Home is both everywhere and nowhere in Dilruba Ahmed’s debut collection of poems, Dhaka Dust. Spread over continents and set in places as far flung as Ohio, Venice, and Dhaka, Ahmed’s poetry captures people caught between their numerous sites of belonging. It’s a motif announced early in the collection’s epigraph from Elizabeth Bishop: “Continent, city, country, society: / the choice is never wide and never free. / And here, or there ... No. Should we have stayed at home, / wherever that may be?” The diverse characters in Ahmed’s poems -- from the anxious passenger boarding an airplane to the daughter listening to her mother’s translations of Tagore -- are all, in some ways both “here, or there,” but never quite at home.

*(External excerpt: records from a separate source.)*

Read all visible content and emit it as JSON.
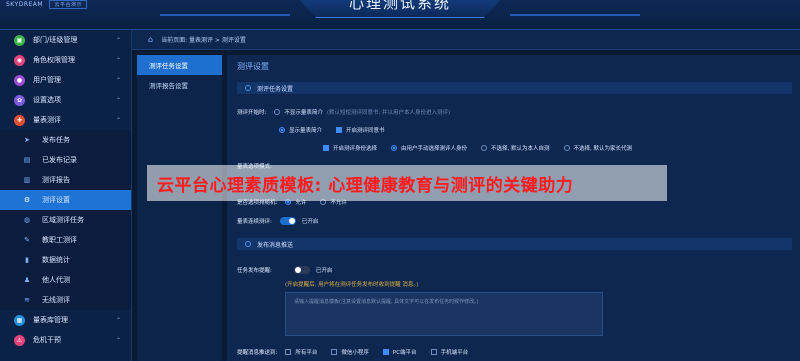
{
  "header": {
    "logo_text": "SKYDREAM",
    "logo_badge": "云平台演示",
    "title": "心理测试系统"
  },
  "breadcrumb": "当前页面: 量表测评 > 测评设置",
  "sidebar": {
    "items": [
      {
        "label": "部门/班级管理",
        "icon": "building-icon",
        "color": "#3ab54a",
        "type": "group"
      },
      {
        "label": "角色权限管理",
        "icon": "role-icon",
        "color": "#e0457b",
        "type": "group"
      },
      {
        "label": "用户管理",
        "icon": "user-icon",
        "color": "#9b4dd8",
        "type": "group"
      },
      {
        "label": "设置选项",
        "icon": "gear-icon",
        "color": "#7a5ce0",
        "type": "group"
      },
      {
        "label": "量表测评",
        "icon": "scale-icon",
        "color": "#e2502f",
        "type": "group"
      },
      {
        "label": "发布任务",
        "icon": "send-icon",
        "type": "sub"
      },
      {
        "label": "已发布记录",
        "icon": "record-icon",
        "type": "sub"
      },
      {
        "label": "测评报告",
        "icon": "report-icon",
        "type": "sub"
      },
      {
        "label": "测评设置",
        "icon": "settings-icon",
        "type": "sub",
        "active": true
      },
      {
        "label": "区域测评任务",
        "icon": "area-icon",
        "type": "sub"
      },
      {
        "label": "教职工测评",
        "icon": "staff-icon",
        "type": "sub"
      },
      {
        "label": "数据统计",
        "icon": "chart-icon",
        "type": "sub"
      },
      {
        "label": "他人代测",
        "icon": "proxy-icon",
        "type": "sub"
      },
      {
        "label": "无线测评",
        "icon": "wifi-icon",
        "type": "sub"
      },
      {
        "label": "量表库管理",
        "icon": "library-icon",
        "color": "#1f8fe0",
        "type": "group"
      },
      {
        "label": "危机干预",
        "icon": "alert-icon",
        "color": "#e0457b",
        "type": "group"
      }
    ]
  },
  "tabs": [
    {
      "label": "测评任务设置",
      "active": true
    },
    {
      "label": "测评报告设置",
      "active": false
    }
  ],
  "main": {
    "title": "测评设置",
    "section1": "测评任务设置",
    "start_label": "测评开始时:",
    "opt_no_intro": "不显示量表简介",
    "opt_no_intro_hint": "(默认短短测评同意书, 并以用户本人身份进入测评)",
    "opt_show_intro": "显示量表简介",
    "opt_consent": "开启测评同意书",
    "opt_identity": "开启测评身份选择",
    "opt_manual": "由用户手动选择测评人身份",
    "opt_default_self": "不选择, 默认为本人自测",
    "opt_default_parent": "不选择, 默认为家长代测",
    "options_label": "量表选项模式:",
    "reorder_label": "是否选项排随机:",
    "reorder_yes": "允许",
    "reorder_no": "不允许",
    "continue_label": "量表连续测评:",
    "continue_state": "已开启",
    "section2": "发布消息推送",
    "push_label": "任务发布提醒:",
    "push_state": "已开启",
    "push_hint": "(开启提醒后, 用户将在测评任务发布时收到提醒 消息。)",
    "textarea_placeholder": "请输入提醒消息模板(注意设置消息默认提醒, 具体文字可以在发布任务时候作修改。)",
    "channel_label": "提醒消息推送到:",
    "channel_all": "所有平台",
    "channel_wechat": "微信小程序",
    "channel_pc": "PC端平台",
    "channel_mobile": "手机端平台"
  },
  "banner": "云平台心理素质模板: 心理健康教育与测评的关键助力"
}
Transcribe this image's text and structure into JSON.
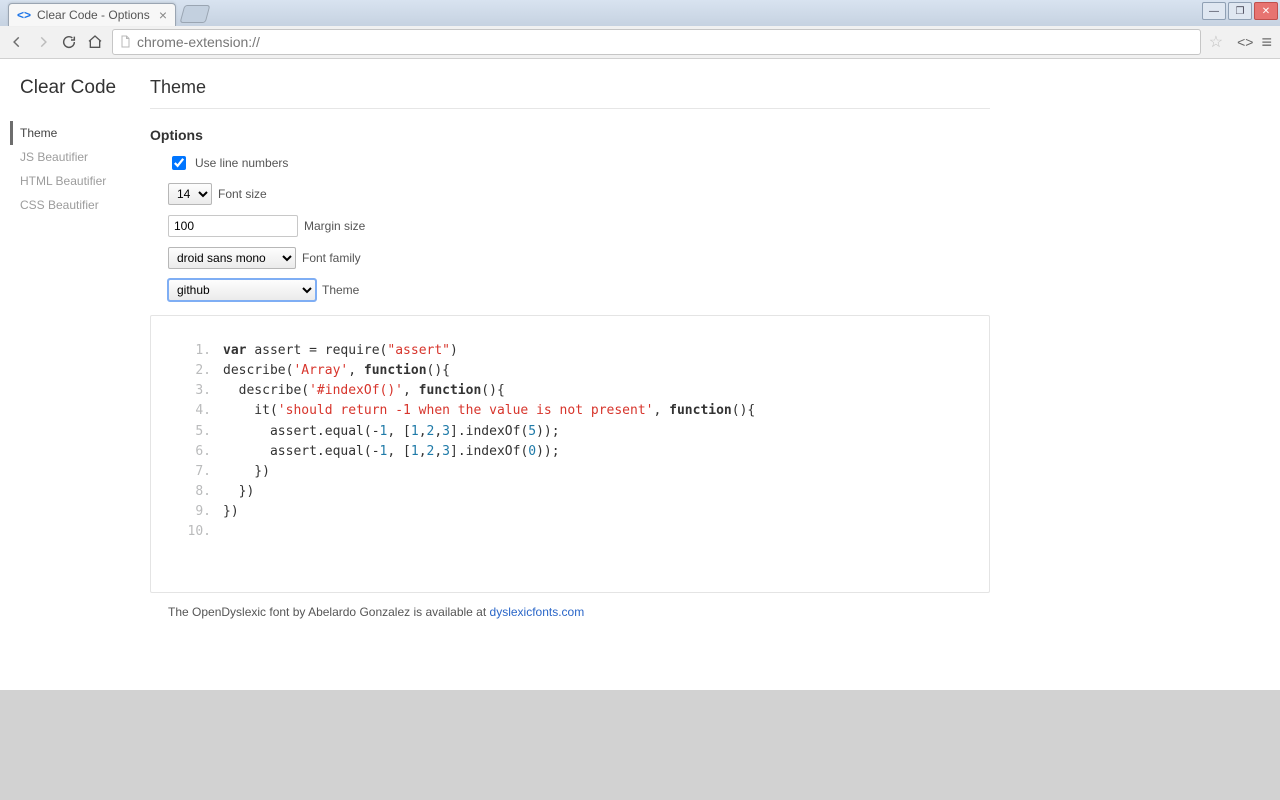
{
  "window": {
    "tab_title": "Clear Code - Options",
    "url": "chrome-extension://"
  },
  "sidebar": {
    "brand": "Clear Code",
    "items": [
      {
        "label": "Theme",
        "active": true
      },
      {
        "label": "JS Beautifier",
        "active": false
      },
      {
        "label": "HTML Beautifier",
        "active": false
      },
      {
        "label": "CSS Beautifier",
        "active": false
      }
    ]
  },
  "main": {
    "heading": "Theme",
    "options_heading": "Options",
    "fields": {
      "use_line_numbers": {
        "label": "Use line numbers",
        "checked": true
      },
      "font_size": {
        "label": "Font size",
        "value": "14"
      },
      "margin_size": {
        "label": "Margin size",
        "value": "100"
      },
      "font_family": {
        "label": "Font family",
        "value": "droid sans mono"
      },
      "theme": {
        "label": "Theme",
        "value": "github"
      }
    },
    "code_lines": [
      {
        "n": "1",
        "tokens": [
          {
            "t": "var ",
            "c": "kw"
          },
          {
            "t": "assert ",
            "c": "fn"
          },
          {
            "t": "= require(",
            "c": "op"
          },
          {
            "t": "\"assert\"",
            "c": "str"
          },
          {
            "t": ")",
            "c": "op"
          }
        ]
      },
      {
        "n": "2",
        "tokens": [
          {
            "t": "describe(",
            "c": "op"
          },
          {
            "t": "'Array'",
            "c": "str"
          },
          {
            "t": ", ",
            "c": "op"
          },
          {
            "t": "function",
            "c": "kw"
          },
          {
            "t": "(){",
            "c": "op"
          }
        ]
      },
      {
        "n": "3",
        "tokens": [
          {
            "t": "  describe(",
            "c": "op"
          },
          {
            "t": "'#indexOf()'",
            "c": "str"
          },
          {
            "t": ", ",
            "c": "op"
          },
          {
            "t": "function",
            "c": "kw"
          },
          {
            "t": "(){",
            "c": "op"
          }
        ]
      },
      {
        "n": "4",
        "tokens": [
          {
            "t": "    it(",
            "c": "op"
          },
          {
            "t": "'should return -1 when the value is not present'",
            "c": "str"
          },
          {
            "t": ", ",
            "c": "op"
          },
          {
            "t": "function",
            "c": "kw"
          },
          {
            "t": "(){",
            "c": "op"
          }
        ]
      },
      {
        "n": "5",
        "tokens": [
          {
            "t": "      assert.equal(-",
            "c": "op"
          },
          {
            "t": "1",
            "c": "num"
          },
          {
            "t": ", [",
            "c": "op"
          },
          {
            "t": "1",
            "c": "num"
          },
          {
            "t": ",",
            "c": "op"
          },
          {
            "t": "2",
            "c": "num"
          },
          {
            "t": ",",
            "c": "op"
          },
          {
            "t": "3",
            "c": "num"
          },
          {
            "t": "].indexOf(",
            "c": "op"
          },
          {
            "t": "5",
            "c": "num"
          },
          {
            "t": "));",
            "c": "op"
          }
        ]
      },
      {
        "n": "6",
        "tokens": [
          {
            "t": "      assert.equal(-",
            "c": "op"
          },
          {
            "t": "1",
            "c": "num"
          },
          {
            "t": ", [",
            "c": "op"
          },
          {
            "t": "1",
            "c": "num"
          },
          {
            "t": ",",
            "c": "op"
          },
          {
            "t": "2",
            "c": "num"
          },
          {
            "t": ",",
            "c": "op"
          },
          {
            "t": "3",
            "c": "num"
          },
          {
            "t": "].indexOf(",
            "c": "op"
          },
          {
            "t": "0",
            "c": "num"
          },
          {
            "t": "));",
            "c": "op"
          }
        ]
      },
      {
        "n": "7",
        "tokens": [
          {
            "t": "    })",
            "c": "op"
          }
        ]
      },
      {
        "n": "8",
        "tokens": [
          {
            "t": "  })",
            "c": "op"
          }
        ]
      },
      {
        "n": "9",
        "tokens": [
          {
            "t": "})",
            "c": "op"
          }
        ]
      },
      {
        "n": "10",
        "tokens": []
      }
    ],
    "footnote": {
      "text": "The OpenDyslexic font by Abelardo Gonzalez is available at ",
      "link_text": "dyslexicfonts.com"
    }
  }
}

A worldly, cosmopolitan vision is at work in Ahmed’s collection, often reminiscent of Agha Shahid Ali (whose name appears in an epigraph and a dedication) but at times also the recent writing of Khaled Mattawa, whose polyglot and sprawling collection Tocqueville captures the economic unevenness that marks our new multinational-dominated world. In Dhaka Dust, the image of a boy asking for change in a Mississippi parking lot quickly gives way to the bustle of merchants and hawkers in a Dhaka Bazaar. Surplus scarves from The Gap hang around the necks of Bangladesh’s auto-wallas who shuttle the speaker around town. These poems may very well cover the author’s own personal geography, but nevertheless their sequence and quick transitions also force us to make sense of the juxtapositions.
What’s important here is that Ahmed never presents these interspersed settings as cute cause for celebration. Over and over, the women and men who inhabit these poems appear as dislocated subjects, thinking through their lived spaces with equal parts familiarity and anxiety. A woman in the title poem rides in a Dhaka rickshaw, hiding under her orna -- her scarf -- the “laminated map and digital camera” that out her as an outsider. And while she takes in her surroundings, finding connection through “bits of children’s songs,” she is also confronted with “other words [that] surface: / sweatshop and abject poverty.” Elsewhere, while buying bangles from the bazaar, a sister underscores her difference, reminding the speaker, “they know / by your walk you aren’t / from here.”
Photo of the author by Mike Drzal
Yet, her characters are not so easily located in America either. In “Southeastern Ohio,” Ahmed paints a scene familiar to so many of us first- and second-generation Desis, who found ourselves in ad hoc places of worship and community, growing up decades ago. Ahmed writes, “In stuffy gyms that passed / for mosques, my sisters and I / parroted words without grace.” In one of the most compelling poems in the collection, Ahmed describes a Muslim man obsessing over an unpaid jaywalking ticket while he anxiously waits to board a plane. Here we see Ahmed’s subtle metaphors at play. If the crime of jaywalking signals the policing of street crossings, it also faintly echoes the policed, national crossings the speaker tensely negotiates. Arriving at the gate, he wonders, “Which swallowed Arabic vowel / will trap him this time?” These are important, even political, poems, and yet Ahmed never compromises the nuance of her language for easily digestible polemics.
What’s so promising about Dhaka Dust is precisely that Ahmed never evades our contemporary moment, taking on a globalizing, anxiety-stricken world while always focusing on the contradictory ways that her speakers live through them. Over the course of these poems, Ahmed subtly crafts the emotionally complex terrain that captures the sprawl and dislocation that shape our early 21st century psychology.
Manan Desai recently completed his Ph.D. at the University of Michigan, and currently serves on the board of directors for the South Asian American Digital Archive.